[Dataset excerpts]:
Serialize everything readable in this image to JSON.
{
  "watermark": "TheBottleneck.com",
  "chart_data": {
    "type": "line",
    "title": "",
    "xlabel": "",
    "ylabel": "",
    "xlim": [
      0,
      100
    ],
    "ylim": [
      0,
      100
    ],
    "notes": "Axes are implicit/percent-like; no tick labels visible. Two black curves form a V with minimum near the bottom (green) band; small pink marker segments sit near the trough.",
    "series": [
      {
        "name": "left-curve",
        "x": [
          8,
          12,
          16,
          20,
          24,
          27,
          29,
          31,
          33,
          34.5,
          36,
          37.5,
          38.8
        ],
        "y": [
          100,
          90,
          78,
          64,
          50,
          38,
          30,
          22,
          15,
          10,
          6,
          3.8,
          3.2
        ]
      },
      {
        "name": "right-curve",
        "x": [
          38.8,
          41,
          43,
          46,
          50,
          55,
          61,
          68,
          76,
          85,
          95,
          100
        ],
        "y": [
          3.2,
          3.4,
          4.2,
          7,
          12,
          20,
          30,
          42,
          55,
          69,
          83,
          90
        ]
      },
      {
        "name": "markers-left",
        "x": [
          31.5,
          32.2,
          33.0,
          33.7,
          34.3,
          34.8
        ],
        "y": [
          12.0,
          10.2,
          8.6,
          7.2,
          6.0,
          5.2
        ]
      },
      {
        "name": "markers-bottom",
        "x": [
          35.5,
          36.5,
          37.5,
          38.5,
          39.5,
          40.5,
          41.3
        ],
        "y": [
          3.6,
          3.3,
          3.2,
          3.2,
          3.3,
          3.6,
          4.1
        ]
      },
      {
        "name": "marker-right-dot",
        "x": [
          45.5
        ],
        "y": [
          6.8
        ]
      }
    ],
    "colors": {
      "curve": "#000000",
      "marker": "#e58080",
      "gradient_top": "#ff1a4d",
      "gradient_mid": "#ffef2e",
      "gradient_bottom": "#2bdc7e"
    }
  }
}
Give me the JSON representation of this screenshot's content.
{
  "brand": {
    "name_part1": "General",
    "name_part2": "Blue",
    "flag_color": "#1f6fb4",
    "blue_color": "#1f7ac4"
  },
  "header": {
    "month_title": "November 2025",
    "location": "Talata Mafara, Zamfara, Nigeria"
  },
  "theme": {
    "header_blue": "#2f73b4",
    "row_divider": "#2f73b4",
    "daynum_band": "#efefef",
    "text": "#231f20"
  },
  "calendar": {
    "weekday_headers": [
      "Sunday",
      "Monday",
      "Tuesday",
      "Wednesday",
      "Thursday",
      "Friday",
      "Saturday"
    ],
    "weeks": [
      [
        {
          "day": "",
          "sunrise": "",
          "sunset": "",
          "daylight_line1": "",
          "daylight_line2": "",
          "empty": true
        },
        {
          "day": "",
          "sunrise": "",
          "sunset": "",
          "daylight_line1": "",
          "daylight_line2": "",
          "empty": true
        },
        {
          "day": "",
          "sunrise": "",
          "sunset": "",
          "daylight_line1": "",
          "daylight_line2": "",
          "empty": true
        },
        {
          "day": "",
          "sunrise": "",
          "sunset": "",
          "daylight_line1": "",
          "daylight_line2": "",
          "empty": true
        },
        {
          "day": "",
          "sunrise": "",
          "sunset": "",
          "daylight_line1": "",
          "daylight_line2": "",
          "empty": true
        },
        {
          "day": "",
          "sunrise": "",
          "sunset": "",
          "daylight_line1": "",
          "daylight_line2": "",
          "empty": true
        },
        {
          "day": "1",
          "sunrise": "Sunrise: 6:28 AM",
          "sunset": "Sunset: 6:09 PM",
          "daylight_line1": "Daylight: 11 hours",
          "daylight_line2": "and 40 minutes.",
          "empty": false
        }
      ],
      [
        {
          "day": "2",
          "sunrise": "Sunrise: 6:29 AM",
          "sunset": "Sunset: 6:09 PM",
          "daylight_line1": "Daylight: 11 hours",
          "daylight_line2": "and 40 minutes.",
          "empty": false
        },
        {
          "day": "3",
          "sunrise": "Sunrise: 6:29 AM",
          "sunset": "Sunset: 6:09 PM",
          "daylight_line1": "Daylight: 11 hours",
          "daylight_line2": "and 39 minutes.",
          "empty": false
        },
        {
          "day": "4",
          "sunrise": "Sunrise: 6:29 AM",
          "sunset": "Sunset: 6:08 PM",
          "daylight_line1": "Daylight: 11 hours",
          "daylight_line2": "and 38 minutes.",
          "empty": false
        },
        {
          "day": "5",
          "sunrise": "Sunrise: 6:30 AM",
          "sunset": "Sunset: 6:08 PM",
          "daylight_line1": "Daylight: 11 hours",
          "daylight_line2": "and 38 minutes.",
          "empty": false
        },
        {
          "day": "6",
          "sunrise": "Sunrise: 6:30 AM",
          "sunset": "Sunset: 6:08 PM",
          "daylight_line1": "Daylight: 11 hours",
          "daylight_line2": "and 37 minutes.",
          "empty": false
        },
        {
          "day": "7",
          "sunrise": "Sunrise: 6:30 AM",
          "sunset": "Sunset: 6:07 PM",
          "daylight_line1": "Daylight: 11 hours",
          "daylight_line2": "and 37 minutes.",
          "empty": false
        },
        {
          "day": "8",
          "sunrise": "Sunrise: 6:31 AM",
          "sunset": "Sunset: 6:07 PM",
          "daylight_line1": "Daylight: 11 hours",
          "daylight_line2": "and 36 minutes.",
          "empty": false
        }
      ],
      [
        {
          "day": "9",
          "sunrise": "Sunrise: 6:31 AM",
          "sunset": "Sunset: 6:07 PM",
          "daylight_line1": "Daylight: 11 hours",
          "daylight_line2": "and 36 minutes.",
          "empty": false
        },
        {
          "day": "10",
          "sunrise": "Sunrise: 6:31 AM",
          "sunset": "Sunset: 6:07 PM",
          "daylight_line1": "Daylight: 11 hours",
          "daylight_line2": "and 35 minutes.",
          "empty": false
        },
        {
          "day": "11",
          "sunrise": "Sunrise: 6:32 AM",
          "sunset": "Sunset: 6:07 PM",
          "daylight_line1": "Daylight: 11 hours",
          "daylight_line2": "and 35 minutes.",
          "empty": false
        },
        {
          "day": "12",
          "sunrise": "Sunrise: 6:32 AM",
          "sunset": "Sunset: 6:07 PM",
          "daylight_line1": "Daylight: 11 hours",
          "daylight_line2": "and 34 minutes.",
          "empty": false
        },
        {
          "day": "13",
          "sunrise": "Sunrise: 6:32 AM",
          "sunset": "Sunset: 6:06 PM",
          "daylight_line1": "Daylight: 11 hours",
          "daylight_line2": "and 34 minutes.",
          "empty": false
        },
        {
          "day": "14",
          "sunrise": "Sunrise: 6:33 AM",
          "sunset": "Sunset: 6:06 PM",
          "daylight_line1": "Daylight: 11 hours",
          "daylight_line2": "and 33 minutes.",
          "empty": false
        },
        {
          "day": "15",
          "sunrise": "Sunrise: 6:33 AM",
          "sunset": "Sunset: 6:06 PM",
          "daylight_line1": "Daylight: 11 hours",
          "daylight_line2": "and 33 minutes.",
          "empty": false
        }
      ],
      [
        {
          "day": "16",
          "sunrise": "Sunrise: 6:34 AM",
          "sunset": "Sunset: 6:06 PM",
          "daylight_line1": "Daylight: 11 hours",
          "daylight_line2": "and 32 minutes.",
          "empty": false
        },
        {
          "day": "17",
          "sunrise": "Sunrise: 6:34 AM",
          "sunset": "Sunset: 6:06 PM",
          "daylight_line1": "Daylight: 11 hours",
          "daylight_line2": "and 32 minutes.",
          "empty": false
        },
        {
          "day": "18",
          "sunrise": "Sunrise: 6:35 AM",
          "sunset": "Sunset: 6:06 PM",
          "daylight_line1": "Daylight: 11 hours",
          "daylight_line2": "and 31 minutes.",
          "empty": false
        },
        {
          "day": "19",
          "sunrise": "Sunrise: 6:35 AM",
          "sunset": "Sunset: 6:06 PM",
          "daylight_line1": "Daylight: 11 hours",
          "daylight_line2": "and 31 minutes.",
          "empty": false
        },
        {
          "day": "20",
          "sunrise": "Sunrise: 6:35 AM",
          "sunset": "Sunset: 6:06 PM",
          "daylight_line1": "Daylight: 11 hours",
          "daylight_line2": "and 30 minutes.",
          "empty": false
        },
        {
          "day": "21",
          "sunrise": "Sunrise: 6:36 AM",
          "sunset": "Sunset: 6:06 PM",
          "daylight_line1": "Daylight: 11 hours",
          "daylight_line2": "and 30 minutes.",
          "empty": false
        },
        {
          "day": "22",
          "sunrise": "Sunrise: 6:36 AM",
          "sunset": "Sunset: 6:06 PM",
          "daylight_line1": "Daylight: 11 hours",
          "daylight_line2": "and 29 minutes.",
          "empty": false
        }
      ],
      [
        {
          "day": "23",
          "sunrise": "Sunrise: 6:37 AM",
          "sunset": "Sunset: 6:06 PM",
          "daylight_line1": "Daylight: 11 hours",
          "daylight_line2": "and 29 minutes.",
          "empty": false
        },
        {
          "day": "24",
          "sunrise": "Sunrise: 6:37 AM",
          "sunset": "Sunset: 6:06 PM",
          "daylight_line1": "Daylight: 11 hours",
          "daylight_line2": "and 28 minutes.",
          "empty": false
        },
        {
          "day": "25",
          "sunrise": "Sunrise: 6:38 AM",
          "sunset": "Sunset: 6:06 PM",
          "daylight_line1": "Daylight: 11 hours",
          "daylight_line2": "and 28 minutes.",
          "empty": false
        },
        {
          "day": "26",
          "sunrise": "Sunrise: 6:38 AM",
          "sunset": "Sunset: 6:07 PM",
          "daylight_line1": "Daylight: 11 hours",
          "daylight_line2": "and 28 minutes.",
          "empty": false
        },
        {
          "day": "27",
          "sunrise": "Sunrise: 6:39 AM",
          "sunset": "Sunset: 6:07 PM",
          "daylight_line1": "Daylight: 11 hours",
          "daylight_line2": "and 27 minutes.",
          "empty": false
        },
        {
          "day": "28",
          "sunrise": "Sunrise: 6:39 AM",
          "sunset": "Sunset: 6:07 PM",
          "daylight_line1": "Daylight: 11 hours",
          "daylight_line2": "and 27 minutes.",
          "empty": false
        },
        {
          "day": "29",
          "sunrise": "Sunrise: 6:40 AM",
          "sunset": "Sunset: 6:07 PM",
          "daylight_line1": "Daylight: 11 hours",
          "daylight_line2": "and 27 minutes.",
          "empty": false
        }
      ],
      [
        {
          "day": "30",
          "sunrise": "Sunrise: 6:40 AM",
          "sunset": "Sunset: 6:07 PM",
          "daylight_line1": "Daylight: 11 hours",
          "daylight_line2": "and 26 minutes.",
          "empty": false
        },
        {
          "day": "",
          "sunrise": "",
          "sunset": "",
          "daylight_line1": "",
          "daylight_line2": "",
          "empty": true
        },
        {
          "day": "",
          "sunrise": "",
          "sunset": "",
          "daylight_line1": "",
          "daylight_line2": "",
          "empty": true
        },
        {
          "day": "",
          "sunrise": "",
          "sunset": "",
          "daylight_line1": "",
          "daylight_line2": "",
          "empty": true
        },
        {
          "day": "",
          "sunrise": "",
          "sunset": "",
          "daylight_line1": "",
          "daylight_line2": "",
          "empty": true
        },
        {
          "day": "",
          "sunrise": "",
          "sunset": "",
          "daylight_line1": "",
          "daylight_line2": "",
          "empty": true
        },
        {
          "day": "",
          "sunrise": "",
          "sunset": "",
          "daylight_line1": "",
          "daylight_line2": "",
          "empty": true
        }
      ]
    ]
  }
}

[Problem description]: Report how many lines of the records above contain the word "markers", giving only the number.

[Exercise result]: 2